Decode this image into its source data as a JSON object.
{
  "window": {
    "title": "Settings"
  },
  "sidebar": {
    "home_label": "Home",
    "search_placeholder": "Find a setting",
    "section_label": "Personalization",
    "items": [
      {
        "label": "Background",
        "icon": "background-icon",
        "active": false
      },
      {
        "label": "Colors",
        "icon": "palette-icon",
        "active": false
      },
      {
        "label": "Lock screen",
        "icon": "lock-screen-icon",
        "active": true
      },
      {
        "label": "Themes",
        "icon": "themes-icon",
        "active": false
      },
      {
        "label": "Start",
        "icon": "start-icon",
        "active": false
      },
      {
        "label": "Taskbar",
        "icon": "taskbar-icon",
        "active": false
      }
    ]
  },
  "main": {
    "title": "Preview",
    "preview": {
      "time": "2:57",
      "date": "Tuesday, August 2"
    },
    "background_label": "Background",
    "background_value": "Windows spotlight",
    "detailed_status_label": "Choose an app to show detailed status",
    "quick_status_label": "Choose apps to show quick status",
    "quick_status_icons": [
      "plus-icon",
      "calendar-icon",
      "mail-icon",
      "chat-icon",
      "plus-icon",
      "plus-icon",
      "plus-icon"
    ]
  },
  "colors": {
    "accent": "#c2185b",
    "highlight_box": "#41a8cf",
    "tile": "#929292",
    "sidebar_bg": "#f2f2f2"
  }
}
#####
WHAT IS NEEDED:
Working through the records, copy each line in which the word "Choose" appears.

TASK SOLUTION:
    "detailed_status_label": "Choose an app to show detailed status",
    "quick_status_label": "Choose apps to show quick status",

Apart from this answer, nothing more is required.